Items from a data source
# # # # # # #

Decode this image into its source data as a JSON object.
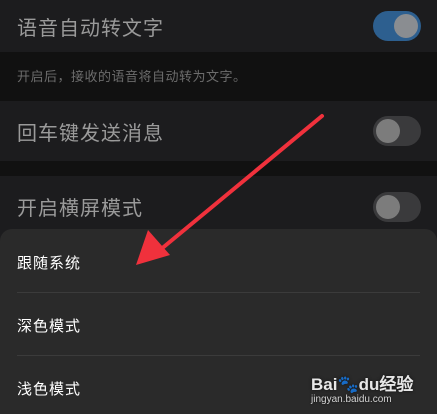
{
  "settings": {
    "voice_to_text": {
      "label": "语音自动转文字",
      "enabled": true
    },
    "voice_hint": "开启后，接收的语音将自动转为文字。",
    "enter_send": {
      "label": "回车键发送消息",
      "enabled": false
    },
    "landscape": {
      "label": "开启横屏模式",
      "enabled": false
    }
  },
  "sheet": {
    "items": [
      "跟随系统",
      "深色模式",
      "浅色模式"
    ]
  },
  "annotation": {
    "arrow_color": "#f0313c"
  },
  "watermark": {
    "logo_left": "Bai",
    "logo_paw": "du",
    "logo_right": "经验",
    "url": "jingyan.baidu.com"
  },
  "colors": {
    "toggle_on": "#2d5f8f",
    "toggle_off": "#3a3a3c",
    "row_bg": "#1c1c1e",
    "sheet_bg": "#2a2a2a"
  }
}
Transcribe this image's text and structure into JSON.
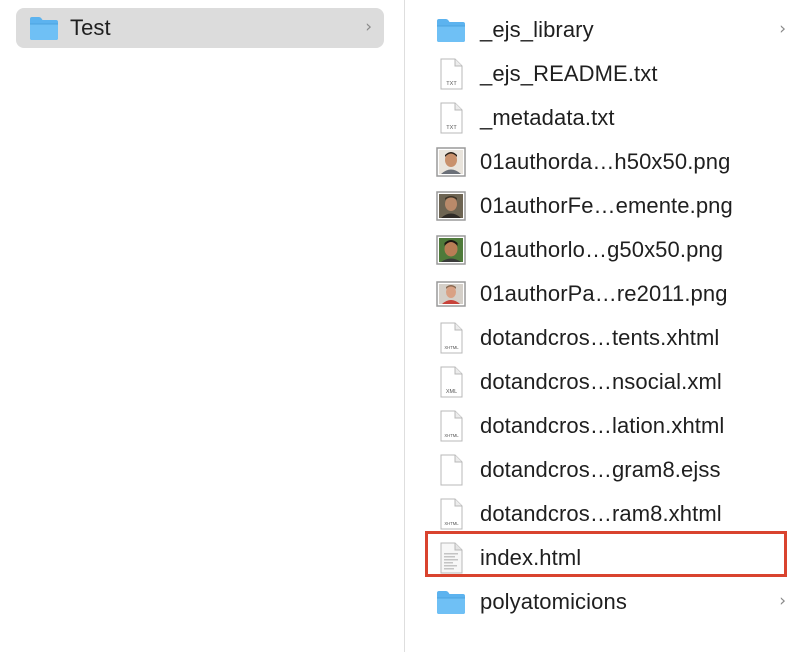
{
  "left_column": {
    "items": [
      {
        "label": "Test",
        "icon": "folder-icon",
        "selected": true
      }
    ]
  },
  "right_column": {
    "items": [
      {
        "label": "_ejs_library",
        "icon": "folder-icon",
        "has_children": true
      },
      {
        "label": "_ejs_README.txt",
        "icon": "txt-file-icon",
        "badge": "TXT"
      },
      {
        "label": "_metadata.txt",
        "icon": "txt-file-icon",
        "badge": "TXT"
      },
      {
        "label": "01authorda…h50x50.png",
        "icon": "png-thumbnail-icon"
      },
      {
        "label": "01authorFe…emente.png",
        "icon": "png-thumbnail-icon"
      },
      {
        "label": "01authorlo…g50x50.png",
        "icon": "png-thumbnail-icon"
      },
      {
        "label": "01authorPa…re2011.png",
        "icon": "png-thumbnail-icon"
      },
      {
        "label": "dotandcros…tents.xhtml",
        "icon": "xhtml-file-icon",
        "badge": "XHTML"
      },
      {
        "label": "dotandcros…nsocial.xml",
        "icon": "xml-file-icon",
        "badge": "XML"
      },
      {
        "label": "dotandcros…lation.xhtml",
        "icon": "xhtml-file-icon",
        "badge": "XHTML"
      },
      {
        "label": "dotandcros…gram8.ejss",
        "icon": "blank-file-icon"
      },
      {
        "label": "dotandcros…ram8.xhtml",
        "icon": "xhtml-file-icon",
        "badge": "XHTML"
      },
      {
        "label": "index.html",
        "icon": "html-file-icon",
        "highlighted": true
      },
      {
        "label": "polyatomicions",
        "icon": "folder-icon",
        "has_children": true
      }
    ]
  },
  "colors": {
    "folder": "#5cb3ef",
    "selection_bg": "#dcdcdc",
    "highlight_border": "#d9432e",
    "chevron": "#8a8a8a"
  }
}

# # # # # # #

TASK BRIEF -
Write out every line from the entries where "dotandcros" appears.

RESULT OF THE EXERCISE -
        "label": "dotandcros…tents.xhtml",
        "label": "dotandcros…nsocial.xml",
        "label": "dotandcros…lation.xhtml",
        "label": "dotandcros…gram8.ejss",
        "label": "dotandcros…ram8.xhtml",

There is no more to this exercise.